Friday, November 4, 2011
Back at Coe College I was doing some very exciting collages with found materials inspired by the work and lessons of my professor, Priscilla Steele. The notion of using found materials with diaristic intentions was very fulfilling to me at that point in my life - having collected worn papers and odd materials since New York. The ability to finally put them to use resulted in a large body of work which flourished along side my senior exhibition in clay. It was in many ways a mutual relationship. Although each served unrelated compositional ideas they both thrived on the excitement of responding to the natural qualities or one's materials. My intentions with both paper and clay work were to create an object which speaks uninhibitedly of these qualities.
However, I've been having problems continuing this working process out here due to studio demands. I've taken this opportunity of freedom to start a series of works with found papers inspired by the drawings my younger brother, Ben and I created as kids. Titled 'Battles,' this collage series relates to the scenes of warriors, machines, weapons and environments of our childhood. My intent is not to directly depict or recreate these scenes so much as it is to relate to the memories of hours spent as kids carefully assembling guns, heros, and machines with great excitement. I enjoy the childlike compositional freedom of these pieces as amorphous forms, lines and marks come to exist in tension with their surroundings – occasionally the figures fit within the landscape, but more often exist with no relationship to the space of the page or each other.

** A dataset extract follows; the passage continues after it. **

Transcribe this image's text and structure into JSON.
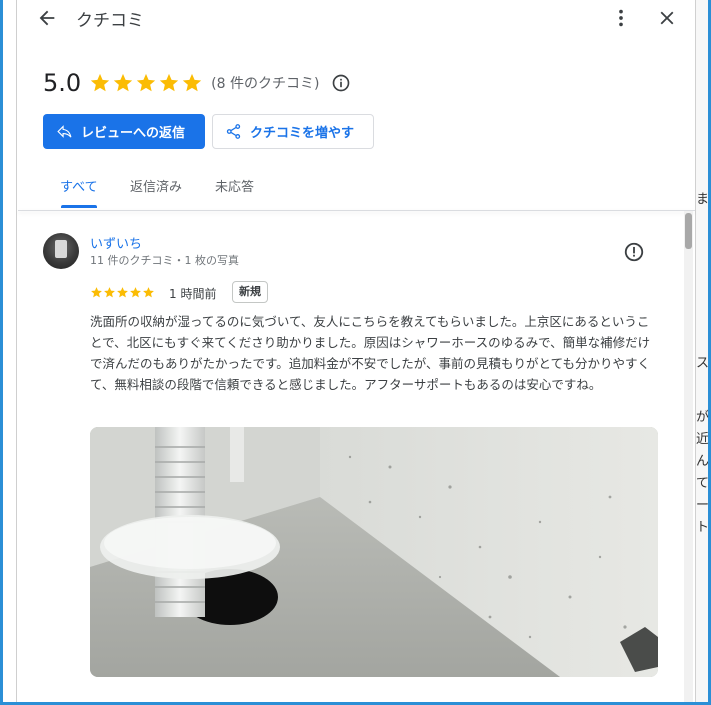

The concept of struggle is something which has always occurred in my working process – whether it be with composition, form, surface, etc. However it has never freely come to the surface. Many of the 'Battles' collages come to be as a result of a struggle with process. The constant search for a relationship between compositional elements which speak freely of found and torn papers dictates their existence. A piece begins with the construction of two small collages, which over time grow, evolve, become changed or destroyed. An interest in the balance between geometry and the non linearity of worn papers results in the creation of distinct lines, angles, and rigid shapes within each piece. Eventually the two collages struggle (hence the fitting term of the series) to become one. Their connection is dictated by the matching of lines, angles, and forms which before were unrelated. The result is a finished piece whose composition reflects this struggle with process.
more to come..